Task objective:
Return only those lines of the listing in which "장애인용" appears.

Data listing:
+===+
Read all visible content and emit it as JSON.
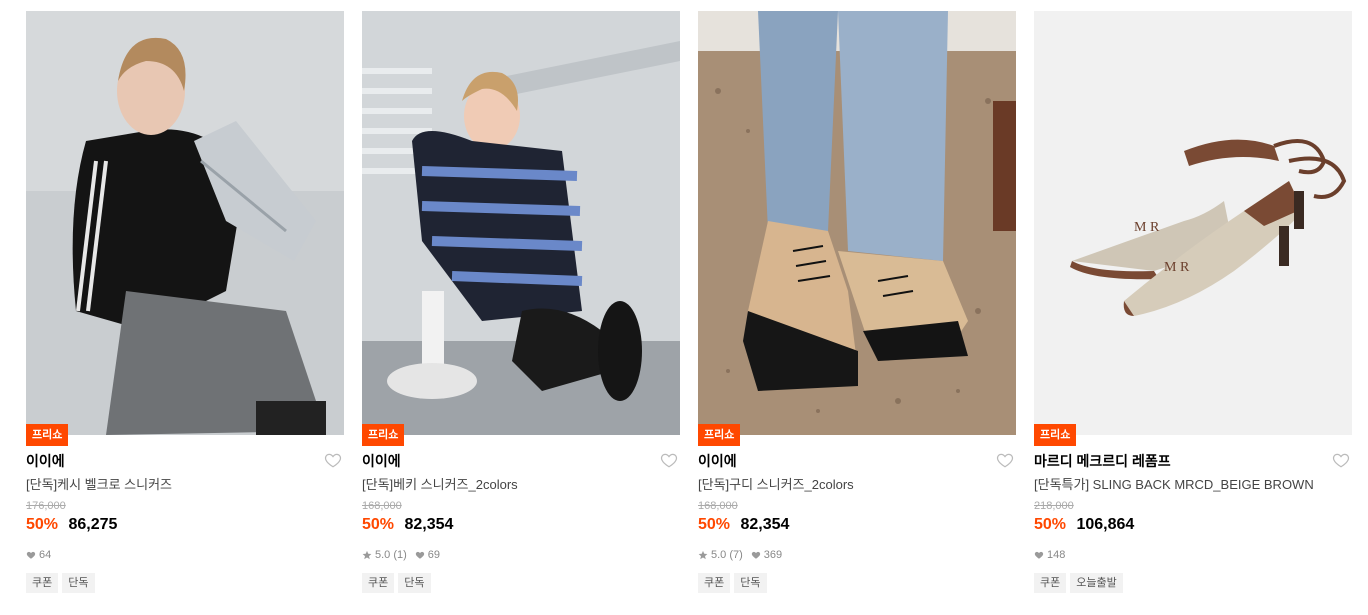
{
  "colors": {
    "accent": "#ff4800",
    "heart_icon": "#bbbbbb",
    "stat_icon": "#9a9a9a"
  },
  "products": [
    {
      "badge": "프리쇼",
      "brand": "이이에",
      "title": "[단독]케시 벨크로 스니커즈",
      "original_price": "176,000",
      "discount": "50%",
      "price": "86,275",
      "rating": "",
      "likes": "64",
      "tags": [
        "쿠폰",
        "단독"
      ],
      "image_subject": "model holding silver sneaker"
    },
    {
      "badge": "프리쇼",
      "brand": "이이에",
      "title": "[단독]베키 스니커즈_2colors",
      "original_price": "168,000",
      "discount": "50%",
      "price": "82,354",
      "rating": "5.0 (1)",
      "likes": "69",
      "tags": [
        "쿠폰",
        "단독"
      ],
      "image_subject": "model crouching in striped sweater"
    },
    {
      "badge": "프리쇼",
      "brand": "이이에",
      "title": "[단독]구디 스니커즈_2colors",
      "original_price": "168,000",
      "discount": "50%",
      "price": "82,354",
      "rating": "5.0 (7)",
      "likes": "369",
      "tags": [
        "쿠폰",
        "단독"
      ],
      "image_subject": "beige black sneakers on carpet"
    },
    {
      "badge": "프리쇼",
      "brand": "마르디 메크르디 레폼프",
      "title": "[단독특가] SLING BACK MRCD_BEIGE BROWN",
      "original_price": "218,000",
      "discount": "50%",
      "price": "106,864",
      "rating": "",
      "likes": "148",
      "tags": [
        "쿠폰",
        "오늘출발"
      ],
      "image_subject": "beige slingback heels"
    }
  ]
}
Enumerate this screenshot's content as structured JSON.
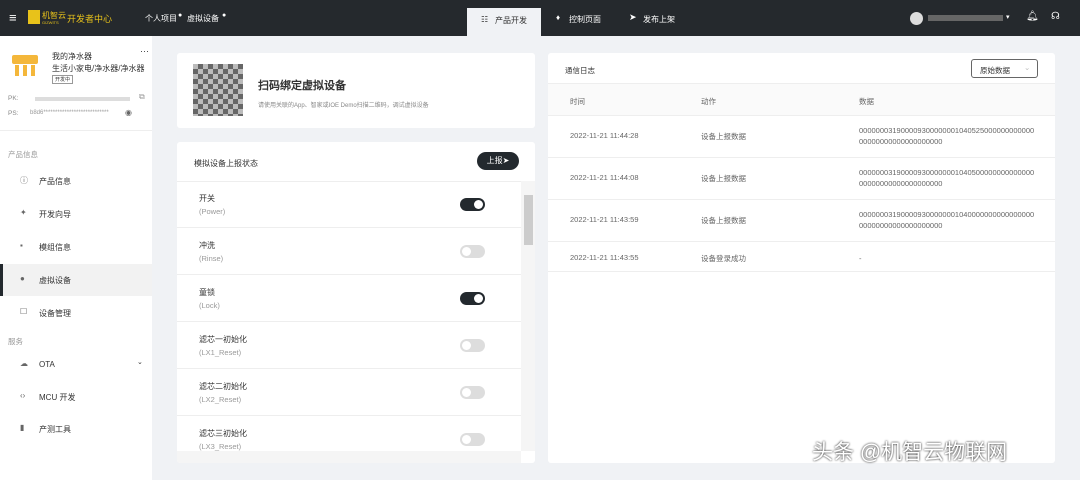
{
  "topbar": {
    "logo": "机智云",
    "logo_sub": "GIZWITS",
    "portal": "开发者中心",
    "breadcrumb": [
      "个人项目",
      "虚拟设备"
    ],
    "tabs": [
      "产品开发",
      "控制页面",
      "发布上架"
    ],
    "active_tab": 0
  },
  "product": {
    "name": "我的净水器",
    "category": "生活小家电/净水器/净水器",
    "status": "开发中",
    "pk_label": "PK:",
    "ps_label": "PS:",
    "ps_value": "b8d6****************************"
  },
  "sidebar": {
    "section1": "产品信息",
    "items1": [
      "产品信息",
      "开发向导",
      "模组信息",
      "虚拟设备",
      "设备管理"
    ],
    "active": "虚拟设备",
    "section2": "服务",
    "items2": [
      "OTA",
      "MCU 开发",
      "产测工具"
    ]
  },
  "bind": {
    "title": "扫码绑定虚拟设备",
    "desc": "请使用关联的App、智家或IOE Demo扫描二维码，调试虚拟设备"
  },
  "report": {
    "title": "模拟设备上报状态",
    "button": "上报➤",
    "items": [
      {
        "name": "开关",
        "id": "(Power)",
        "on": true
      },
      {
        "name": "冲洗",
        "id": "(Rinse)",
        "on": false
      },
      {
        "name": "童锁",
        "id": "(Lock)",
        "on": true
      },
      {
        "name": "滤芯一初始化",
        "id": "(LX1_Reset)",
        "on": false
      },
      {
        "name": "滤芯二初始化",
        "id": "(LX2_Reset)",
        "on": false
      },
      {
        "name": "滤芯三初始化",
        "id": "(LX3_Reset)",
        "on": false
      }
    ]
  },
  "log": {
    "title": "通信日志",
    "select": "原始数据",
    "headers": [
      "时间",
      "动作",
      "数据"
    ],
    "rows": [
      {
        "time": "2022-11-21 11:44:28",
        "action": "设备上报数据",
        "data1": "000000031900009300000001040525000000000000",
        "data2": "00000000000000000000"
      },
      {
        "time": "2022-11-21 11:44:08",
        "action": "设备上报数据",
        "data1": "000000031900009300000001040500000000000000",
        "data2": "00000000000000000000"
      },
      {
        "time": "2022-11-21 11:43:59",
        "action": "设备上报数据",
        "data1": "000000031900009300000001040000000000000000",
        "data2": "00000000000000000000"
      },
      {
        "time": "2022-11-21 11:43:55",
        "action": "设备登录成功",
        "data1": "-",
        "data2": ""
      }
    ]
  },
  "watermark": "头条 @机智云物联网"
}
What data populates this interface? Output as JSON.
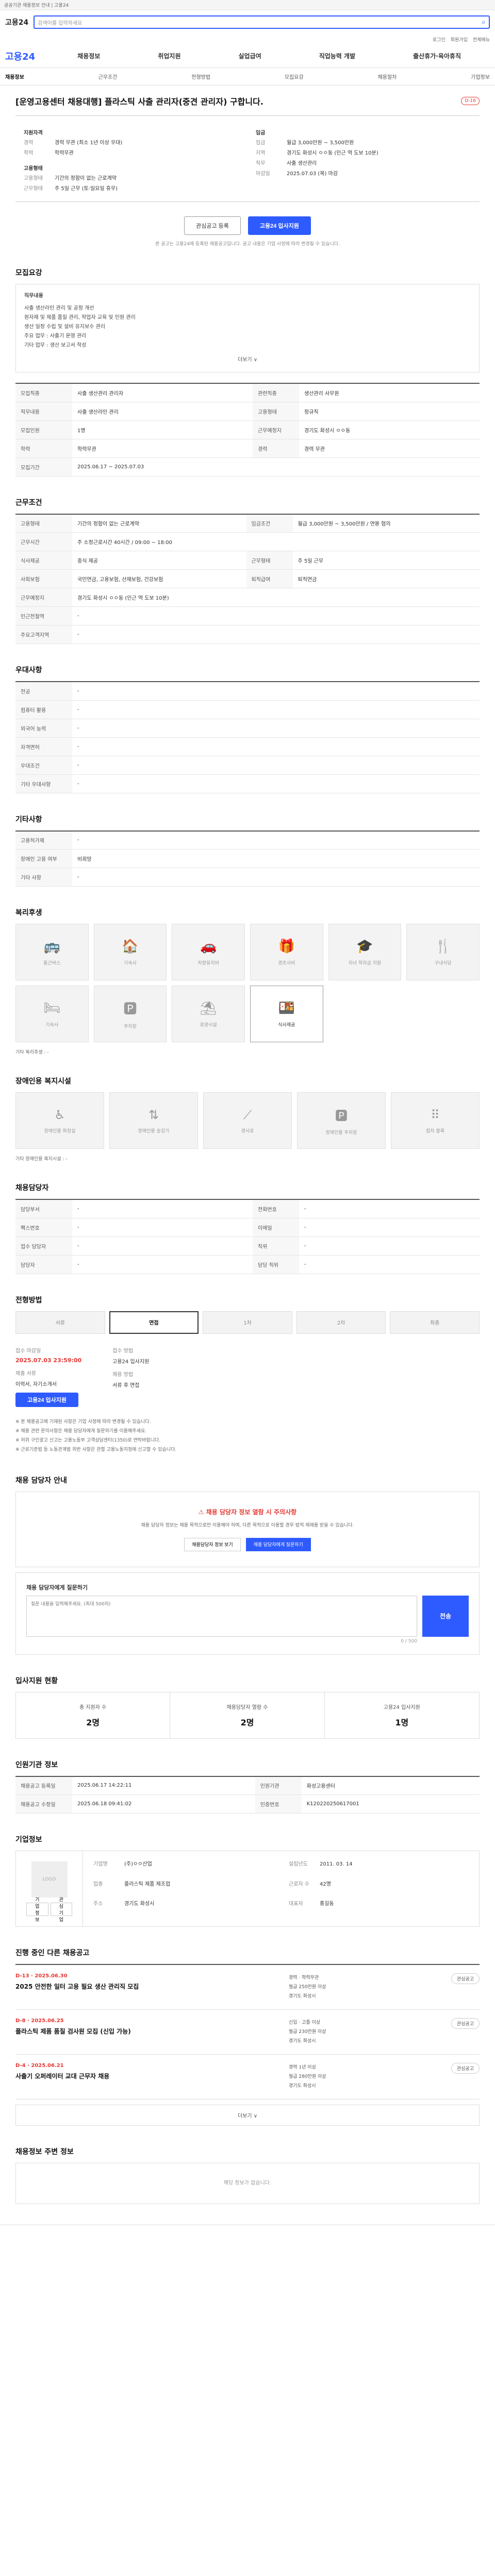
{
  "topbar": {
    "text": "공공기관 채용정보 안내 | 고용24"
  },
  "header": {
    "logo": "고용24",
    "search_placeholder": "검색어를 입력하세요",
    "subnav": [
      "로그인",
      "회원가입",
      "전체메뉴"
    ]
  },
  "gnb": {
    "logo": "고용24",
    "menu": [
      "채용정보",
      "취업지원",
      "실업급여",
      "직업능력 개발",
      "출산휴가·육아휴직"
    ]
  },
  "tabs": [
    "채용정보",
    "근무조건",
    "전형방법",
    "모집요강",
    "채용절차",
    "기업정보"
  ],
  "title": "[운영고용센터 채용대행] 플라스틱 사출 관리자(중견 관리자) 구합니다.",
  "title_badge": "D-16",
  "summary": {
    "company_head": "지원자격",
    "k1": "경력",
    "v1": "경력 무관 (최소 1년 이상 우대)",
    "k2": "학력",
    "v2": "학력무관",
    "emp_head": "고용형태",
    "k3": "고용형태",
    "v3": "기간의 정함이 없는 근로계약",
    "k4": "근무형태",
    "v4": "주 5일 근무 (토·일요일 휴무)",
    "pay_head": "임금",
    "k5": "임금",
    "v5": "월급 3,000만원 ~ 3,500만원",
    "k6": "지역",
    "v6": "경기도 화성시 ㅇㅇ동 (인근 역 도보 10분)",
    "k7": "직무",
    "v7": "사출 생산관리",
    "k8": "마감일",
    "v8": "2025.07.03 (목) 마감"
  },
  "actions": {
    "scrap": "관심공고 등록",
    "apply": "고용24 입사지원"
  },
  "note": "본 공고는 고용24에 등록된 채용공고입니다. 공고 내용은 기업 사정에 따라 변경될 수 있습니다.",
  "sections": {
    "recruit": "모집요강",
    "cond": "근무조건",
    "welfare": "우대사항",
    "etc": "기타사항",
    "facility": "복리후생",
    "disability": "장애인용 복지시설",
    "contact": "채용담당자",
    "steps": "전형방법",
    "apply_info": "접수방법",
    "notice": "채용 담당자 안내",
    "qa": "채용 담당자에게 질문하기",
    "applicants": "입사지원 현황",
    "period": "인원기관 정보",
    "company": "기업정보",
    "other_jobs": "진행 중인 다른 채용공고",
    "guide": "채용정보 주변 정보"
  },
  "recruit_card": {
    "h": "직무내용",
    "lines": [
      "사출 생산라인 관리 및 공정 개선",
      "원자재 및 제품 품질 관리, 작업자 교육 및 인원 관리",
      "생산 일정 수립 및 설비 유지보수 관리",
      "주요 업무 : 사출기 운영 관리",
      "기타 업무 : 생산 보고서 작성"
    ],
    "more": "더보기 ∨"
  },
  "recruit_tbl": [
    [
      "모집직종",
      "사출 생산관리 관리자",
      "관련직종",
      "생산관리 사무원"
    ],
    [
      "직무내용",
      "사출 생산라인 관리",
      "고용형태",
      "정규직"
    ],
    [
      "모집인원",
      "1명",
      "근무예정지",
      "경기도 화성시 ㅇㅇ동"
    ],
    [
      "학력",
      "학력무관",
      "경력",
      "경력 무관"
    ],
    [
      "모집기간",
      "2025.06.17 ~ 2025.07.03",
      "",
      ""
    ]
  ],
  "cond_tbl": [
    [
      "고용형태",
      "기간의 정함이 없는 근로계약",
      "임금조건",
      "월급 3,000만원 ~ 3,500만원 / 연봉 협의"
    ],
    [
      "근무시간",
      "주 소정근로시간 40시간 / 09:00 ~ 18:00",
      "",
      ""
    ],
    [
      "식사제공",
      "중식 제공",
      "근무형태",
      "주 5일 근무"
    ],
    [
      "사회보험",
      "국민연금, 고용보험, 산재보험, 건강보험",
      "퇴직급여",
      "퇴직연금"
    ],
    [
      "근무예정지",
      "경기도 화성시 ㅇㅇ동 (인근 역 도보 10분)",
      "",
      ""
    ],
    [
      "인근전철역",
      "-",
      "",
      ""
    ],
    [
      "주요고객지역",
      "-",
      "",
      ""
    ]
  ],
  "welfare_tbl": [
    [
      "전공",
      "-"
    ],
    [
      "컴퓨터 활용",
      "-"
    ],
    [
      "외국어 능력",
      "-"
    ],
    [
      "자격면허",
      "-"
    ],
    [
      "우대조건",
      "-"
    ],
    [
      "기타 우대사항",
      "-"
    ]
  ],
  "etc_tbl": [
    [
      "고용허가제",
      "-"
    ],
    [
      "장애인 고용 여부",
      "비희망"
    ],
    [
      "기타 사항",
      "-"
    ]
  ],
  "facilities": [
    "통근버스",
    "기숙사",
    "차량유지비",
    "경조사비",
    "자녀 학자금 지원",
    "구내식당",
    "기숙사",
    "주차장",
    "휴양시설",
    "식사제공"
  ],
  "facility_note": "기타 복리후생 : -",
  "services": [
    "장애인용 화장실",
    "장애인용 승강기",
    "경사로",
    "장애인용 주차장",
    "점자 블록"
  ],
  "service_note": "기타 장애인용 복지시설 : -",
  "contact_tbl": [
    [
      "담당부서",
      "-",
      "전화번호",
      "-"
    ],
    [
      "팩스번호",
      "-",
      "이메일",
      "-"
    ],
    [
      "접수 담당자",
      "-",
      "직위",
      "-"
    ],
    [
      "담당자",
      "-",
      "담당 직위",
      "-"
    ]
  ],
  "steps": [
    "서류",
    "면접",
    "1차",
    "2차",
    "최종"
  ],
  "apply": {
    "l1": "접수 마감일",
    "v1": "2025.07.03 23:59:00",
    "l2": "접수 방법",
    "v2": "고용24 입사지원",
    "l3": "제출 서류",
    "v3": "이력서, 자기소개서",
    "l4": "채용 방법",
    "v4": "서류 후 면접",
    "btn": "고용24 입사지원"
  },
  "bullets": [
    "※ 본 채용공고에 기재된 사항은 기업 사정에 따라 변경될 수 있습니다.",
    "※ 채용 관련 문의사항은 채용 담당자에게 질문하기를 이용해주세요.",
    "※ 허위 구인광고 신고는 고용노동부 고객상담센터(1350)로 연락바랍니다.",
    "※ 근로기준법 등 노동관계법 위반 사항은 관할 고용노동지청에 신고할 수 있습니다."
  ],
  "notice": {
    "h": "채용 담당자 정보 열람 시 주의사항",
    "d": "채용 담당자 정보는 채용 목적으로만 이용해야 하며, 다른 목적으로 이용할 경우 법적 제재를 받을 수 있습니다.",
    "b1": "채용담당자 정보 보기",
    "b2": "채용 담당자에게 질문하기"
  },
  "qa": {
    "placeholder": "질문 내용을 입력해주세요. (최대 500자)",
    "send": "전송",
    "count": "0 / 500"
  },
  "applicants": {
    "title": "입사지원 현황",
    "cols": [
      {
        "l": "총 지원자 수",
        "v": "2명"
      },
      {
        "l": "채용담당자 열람 수",
        "v": "2명"
      },
      {
        "l": "고용24 입사지원",
        "v": "1명"
      }
    ]
  },
  "period_tbl": [
    [
      "채용공고 등록일",
      "2025.06.17 14:22:11",
      "인원기관",
      "화성고용센터"
    ],
    [
      "채용공고 수정일",
      "2025.06.18 09:41:02",
      "인증번호",
      "K120220250617001"
    ]
  ],
  "company": {
    "name": "(주)ㅇㅇ산업",
    "logo_text": "LOGO",
    "b1": "기업정보",
    "b2": "관심기업",
    "k1": "기업명",
    "v1": "(주)ㅇㅇ산업",
    "k2": "업종",
    "v2": "플라스틱 제품 제조업",
    "k3": "주소",
    "v3": "경기도 화성시",
    "k4": "설립년도",
    "v4": "2011. 03. 14",
    "k5": "근로자 수",
    "v5": "42명",
    "k6": "대표자",
    "v6": "홍길동"
  },
  "jobs": [
    {
      "n": "D-13 · 2025.06.30",
      "t": "2025 안전한 일터 고용 필요 생산 관리직 모집",
      "m1": "경력 · 학력무관",
      "m2": "월급 250만원 이상",
      "m3": "경기도 화성시",
      "pill": "관심공고"
    },
    {
      "n": "D-8 · 2025.06.25",
      "t": "플라스틱 제품 품질 검사원 모집 (신입 가능)",
      "m1": "신입 · 고졸 이상",
      "m2": "월급 230만원 이상",
      "m3": "경기도 화성시",
      "pill": "관심공고"
    },
    {
      "n": "D-4 · 2025.06.21",
      "t": "사출기 오퍼레이터 교대 근무자 채용",
      "m1": "경력 1년 이상",
      "m2": "월급 280만원 이상",
      "m3": "경기도 화성시",
      "pill": "관심공고"
    }
  ],
  "more": "더보기 ∨",
  "guide_note": "해당 정보가 없습니다."
}
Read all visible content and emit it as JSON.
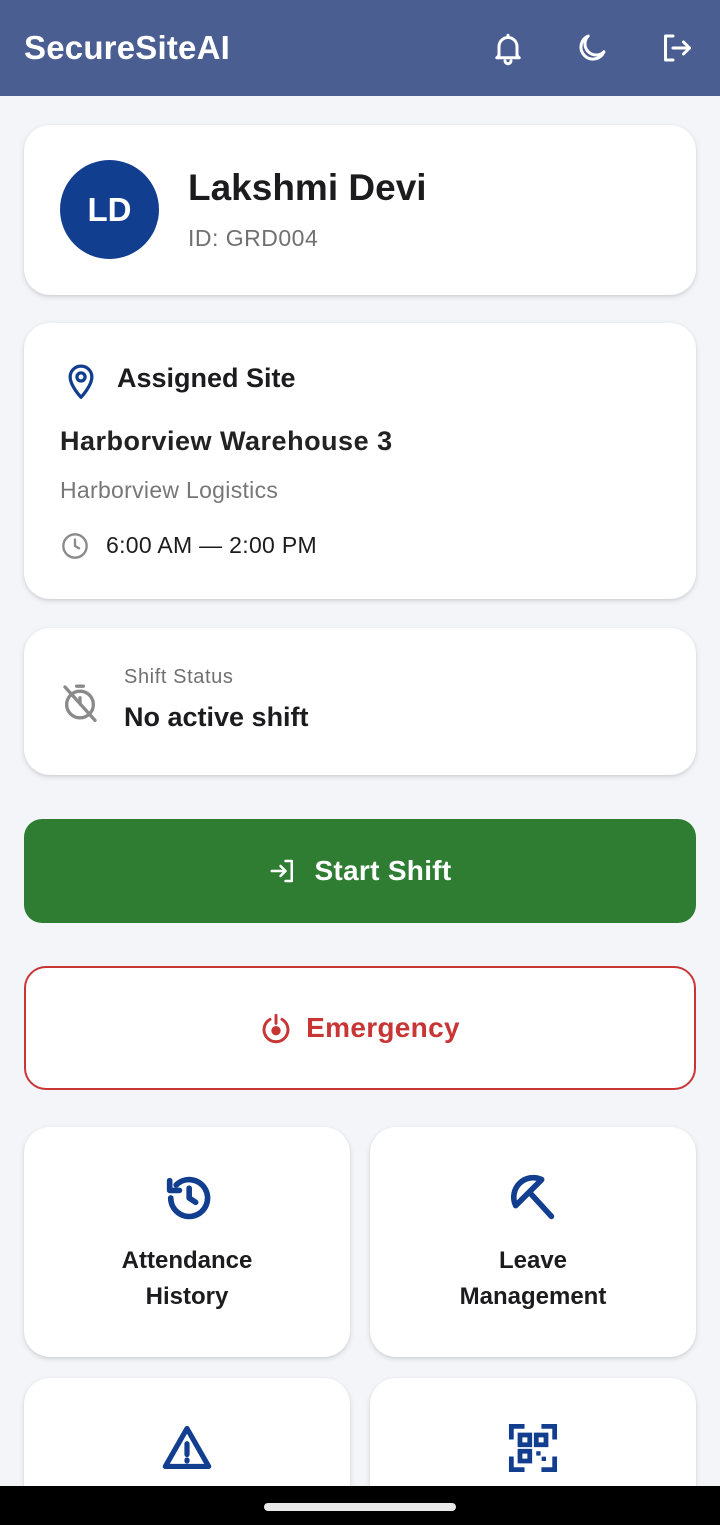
{
  "appbar": {
    "title": "SecureSiteAI",
    "icons": [
      "bell-icon",
      "moon-icon",
      "logout-icon"
    ],
    "background": "#4a5e92"
  },
  "profile": {
    "initials": "LD",
    "name": "Lakshmi Devi",
    "id_text": "ID: GRD004",
    "avatar_color": "#123e8f"
  },
  "site": {
    "heading": "Assigned Site",
    "name": "Harborview Warehouse 3",
    "company": "Harborview Logistics",
    "hours": "6:00 AM — 2:00 PM"
  },
  "shift_status": {
    "label": "Shift Status",
    "value": "No active shift"
  },
  "actions": {
    "start_shift_label": "Start Shift",
    "start_shift_color": "#2e7d32",
    "emergency_label": "Emergency",
    "emergency_color": "#c73535"
  },
  "tiles": [
    {
      "label_line1": "Attendance",
      "label_line2": "History",
      "icon": "history-icon"
    },
    {
      "label_line1": "Leave",
      "label_line2": "Management",
      "icon": "umbrella-off-icon"
    },
    {
      "icon": "warning-icon"
    },
    {
      "icon": "qr-scan-icon"
    }
  ],
  "accent_color": "#123e8f"
}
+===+
Task result:
    "disability": "장애인용 복지시설",
    "장애인용 화장실",
    "장애인용 승강기",
    "장애인용 주차장",
  "service_note": "기타 장애인용 복지시설 : -",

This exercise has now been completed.